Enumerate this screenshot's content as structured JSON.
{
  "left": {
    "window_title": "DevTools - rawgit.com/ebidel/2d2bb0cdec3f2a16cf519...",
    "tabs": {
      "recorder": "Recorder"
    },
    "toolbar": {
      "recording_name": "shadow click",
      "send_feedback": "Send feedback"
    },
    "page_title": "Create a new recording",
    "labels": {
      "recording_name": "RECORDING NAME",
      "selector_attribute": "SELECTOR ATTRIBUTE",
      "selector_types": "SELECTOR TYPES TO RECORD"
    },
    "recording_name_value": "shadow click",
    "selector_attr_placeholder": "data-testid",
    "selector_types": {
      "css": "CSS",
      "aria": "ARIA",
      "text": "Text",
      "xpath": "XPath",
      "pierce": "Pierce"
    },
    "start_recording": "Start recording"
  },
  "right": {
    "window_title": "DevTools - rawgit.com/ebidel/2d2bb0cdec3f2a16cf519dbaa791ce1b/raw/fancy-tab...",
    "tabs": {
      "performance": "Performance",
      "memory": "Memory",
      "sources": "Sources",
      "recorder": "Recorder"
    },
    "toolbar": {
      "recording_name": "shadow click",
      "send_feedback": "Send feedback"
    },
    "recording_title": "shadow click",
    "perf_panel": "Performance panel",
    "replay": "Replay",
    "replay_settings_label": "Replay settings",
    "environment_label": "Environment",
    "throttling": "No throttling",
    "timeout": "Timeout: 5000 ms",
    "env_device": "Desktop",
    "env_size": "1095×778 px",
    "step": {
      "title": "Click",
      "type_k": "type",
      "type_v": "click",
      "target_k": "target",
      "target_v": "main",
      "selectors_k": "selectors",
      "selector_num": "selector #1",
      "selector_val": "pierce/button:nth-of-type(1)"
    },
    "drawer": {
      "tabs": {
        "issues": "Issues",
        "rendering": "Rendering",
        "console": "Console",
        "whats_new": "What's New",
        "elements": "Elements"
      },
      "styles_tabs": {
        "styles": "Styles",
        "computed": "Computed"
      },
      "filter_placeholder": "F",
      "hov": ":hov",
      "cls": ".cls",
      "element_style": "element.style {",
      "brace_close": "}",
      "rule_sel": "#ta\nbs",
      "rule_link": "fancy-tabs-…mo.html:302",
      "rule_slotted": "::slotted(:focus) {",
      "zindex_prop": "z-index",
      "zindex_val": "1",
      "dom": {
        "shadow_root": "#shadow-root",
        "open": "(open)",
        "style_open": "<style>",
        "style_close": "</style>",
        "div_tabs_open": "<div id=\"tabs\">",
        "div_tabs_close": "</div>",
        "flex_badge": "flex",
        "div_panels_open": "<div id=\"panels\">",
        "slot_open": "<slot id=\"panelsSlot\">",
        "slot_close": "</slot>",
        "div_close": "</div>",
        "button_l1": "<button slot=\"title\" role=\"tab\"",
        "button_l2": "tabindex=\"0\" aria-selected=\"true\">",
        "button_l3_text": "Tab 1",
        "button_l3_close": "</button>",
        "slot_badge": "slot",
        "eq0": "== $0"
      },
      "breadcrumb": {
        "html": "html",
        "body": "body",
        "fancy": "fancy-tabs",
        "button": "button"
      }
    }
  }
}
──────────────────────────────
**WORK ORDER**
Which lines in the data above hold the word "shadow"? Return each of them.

**FINISHED TASK**
      "recording_name": "shadow click",
    "recording_name_value": "shadow click",
      "recording_name": "shadow click",
    "recording_title": "shadow click",
        "shadow_root": "#shadow-root",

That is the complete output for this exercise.